Filter the entries for lines with the word "size".

====== THE RECORDS ======

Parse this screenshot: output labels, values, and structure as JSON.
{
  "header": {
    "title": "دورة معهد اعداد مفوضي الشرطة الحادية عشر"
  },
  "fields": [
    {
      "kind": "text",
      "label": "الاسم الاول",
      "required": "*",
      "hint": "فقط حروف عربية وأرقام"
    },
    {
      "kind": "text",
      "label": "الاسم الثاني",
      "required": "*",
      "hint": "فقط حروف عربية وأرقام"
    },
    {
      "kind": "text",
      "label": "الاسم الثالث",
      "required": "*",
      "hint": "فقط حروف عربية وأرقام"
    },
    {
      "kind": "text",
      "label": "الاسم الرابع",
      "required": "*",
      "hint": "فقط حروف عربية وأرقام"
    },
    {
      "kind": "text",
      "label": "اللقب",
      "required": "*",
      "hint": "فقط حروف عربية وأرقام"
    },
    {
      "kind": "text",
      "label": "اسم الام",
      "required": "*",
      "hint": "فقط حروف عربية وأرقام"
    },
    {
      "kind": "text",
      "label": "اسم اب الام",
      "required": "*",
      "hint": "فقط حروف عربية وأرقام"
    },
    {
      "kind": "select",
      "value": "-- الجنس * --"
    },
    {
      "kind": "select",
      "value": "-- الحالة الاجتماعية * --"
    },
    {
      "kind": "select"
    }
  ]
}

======
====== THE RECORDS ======

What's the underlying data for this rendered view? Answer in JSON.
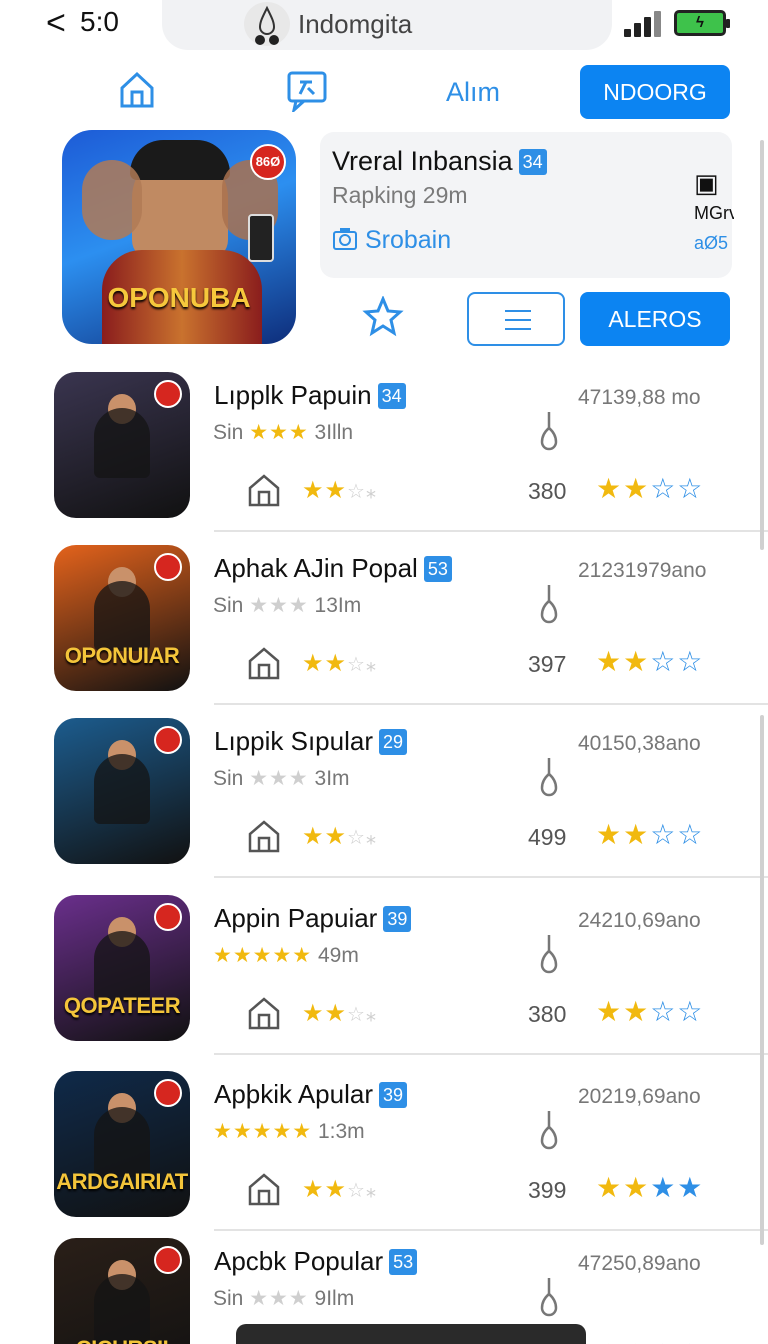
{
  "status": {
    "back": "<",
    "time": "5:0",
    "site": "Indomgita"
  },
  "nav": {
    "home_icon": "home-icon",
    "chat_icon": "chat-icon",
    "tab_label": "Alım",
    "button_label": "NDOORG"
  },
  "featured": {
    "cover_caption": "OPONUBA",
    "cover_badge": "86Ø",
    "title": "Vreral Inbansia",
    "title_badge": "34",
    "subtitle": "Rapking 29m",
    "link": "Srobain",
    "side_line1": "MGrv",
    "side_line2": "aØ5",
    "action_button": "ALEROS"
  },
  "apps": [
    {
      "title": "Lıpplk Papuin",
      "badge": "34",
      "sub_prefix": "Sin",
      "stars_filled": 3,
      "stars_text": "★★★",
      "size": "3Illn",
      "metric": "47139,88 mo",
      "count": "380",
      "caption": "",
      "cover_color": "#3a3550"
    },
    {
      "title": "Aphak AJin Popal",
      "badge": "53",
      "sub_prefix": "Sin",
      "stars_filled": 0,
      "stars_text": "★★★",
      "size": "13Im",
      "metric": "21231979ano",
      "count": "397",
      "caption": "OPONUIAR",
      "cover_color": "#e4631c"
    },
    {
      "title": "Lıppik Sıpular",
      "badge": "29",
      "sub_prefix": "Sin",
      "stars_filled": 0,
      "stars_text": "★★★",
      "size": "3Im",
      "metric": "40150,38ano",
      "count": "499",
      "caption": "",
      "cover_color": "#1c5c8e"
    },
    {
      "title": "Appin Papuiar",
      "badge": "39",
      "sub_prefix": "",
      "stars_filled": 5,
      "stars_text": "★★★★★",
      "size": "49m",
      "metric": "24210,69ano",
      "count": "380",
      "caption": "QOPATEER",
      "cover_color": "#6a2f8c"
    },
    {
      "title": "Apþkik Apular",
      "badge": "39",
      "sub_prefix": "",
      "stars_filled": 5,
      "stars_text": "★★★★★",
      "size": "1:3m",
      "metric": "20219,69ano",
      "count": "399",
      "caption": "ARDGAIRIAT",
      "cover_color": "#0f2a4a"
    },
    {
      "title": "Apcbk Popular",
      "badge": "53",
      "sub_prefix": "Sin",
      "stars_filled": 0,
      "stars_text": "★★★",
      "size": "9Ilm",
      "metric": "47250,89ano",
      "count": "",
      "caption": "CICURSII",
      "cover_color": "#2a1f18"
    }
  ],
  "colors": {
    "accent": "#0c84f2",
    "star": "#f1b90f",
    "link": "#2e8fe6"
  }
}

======
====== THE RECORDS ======

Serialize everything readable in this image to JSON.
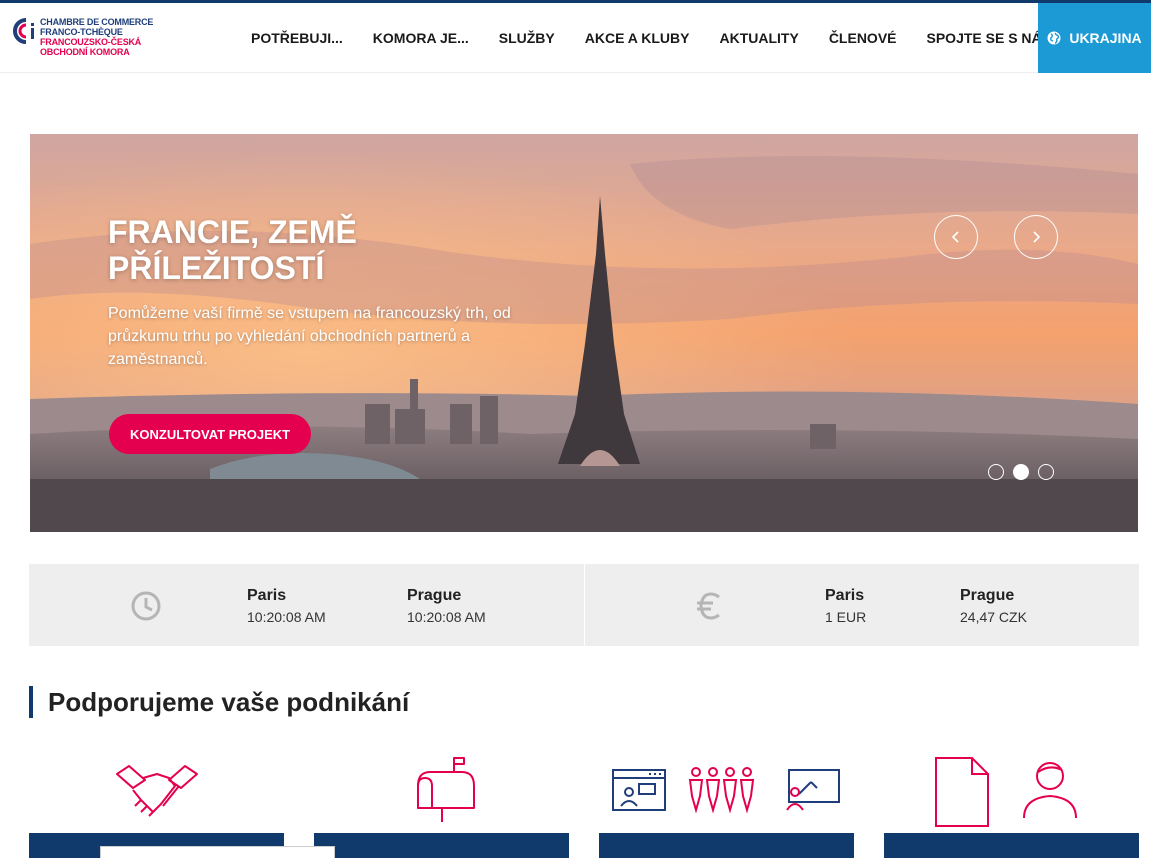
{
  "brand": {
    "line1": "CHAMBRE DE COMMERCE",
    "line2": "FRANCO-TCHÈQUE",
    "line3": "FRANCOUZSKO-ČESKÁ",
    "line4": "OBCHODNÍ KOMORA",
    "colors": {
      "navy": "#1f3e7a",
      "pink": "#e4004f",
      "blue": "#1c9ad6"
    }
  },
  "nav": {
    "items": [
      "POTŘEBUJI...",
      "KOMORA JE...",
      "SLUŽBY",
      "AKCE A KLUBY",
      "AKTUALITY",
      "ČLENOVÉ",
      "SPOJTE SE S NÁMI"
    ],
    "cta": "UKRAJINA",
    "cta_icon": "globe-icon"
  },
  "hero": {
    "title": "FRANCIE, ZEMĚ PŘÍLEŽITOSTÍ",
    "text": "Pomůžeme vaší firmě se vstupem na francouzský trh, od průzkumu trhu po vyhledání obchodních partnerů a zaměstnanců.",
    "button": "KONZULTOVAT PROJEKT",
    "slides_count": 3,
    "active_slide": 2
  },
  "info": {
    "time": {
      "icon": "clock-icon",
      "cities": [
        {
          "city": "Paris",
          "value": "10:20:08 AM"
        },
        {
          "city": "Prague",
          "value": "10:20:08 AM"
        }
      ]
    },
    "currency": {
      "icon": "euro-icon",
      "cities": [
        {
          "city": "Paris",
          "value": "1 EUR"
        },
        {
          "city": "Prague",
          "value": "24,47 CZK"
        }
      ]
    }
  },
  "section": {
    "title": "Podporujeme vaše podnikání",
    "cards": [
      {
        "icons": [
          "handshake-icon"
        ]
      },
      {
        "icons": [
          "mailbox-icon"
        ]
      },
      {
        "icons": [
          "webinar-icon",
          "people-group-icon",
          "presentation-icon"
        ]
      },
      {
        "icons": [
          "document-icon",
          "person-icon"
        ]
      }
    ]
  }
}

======

**SOLVED EXERCISE:**
      "size": "3Illn",
      "size": "13Im",
      "size": "3Im",
      "size": "49m",
      "size": "1:3m",
      "size": "9Ilm",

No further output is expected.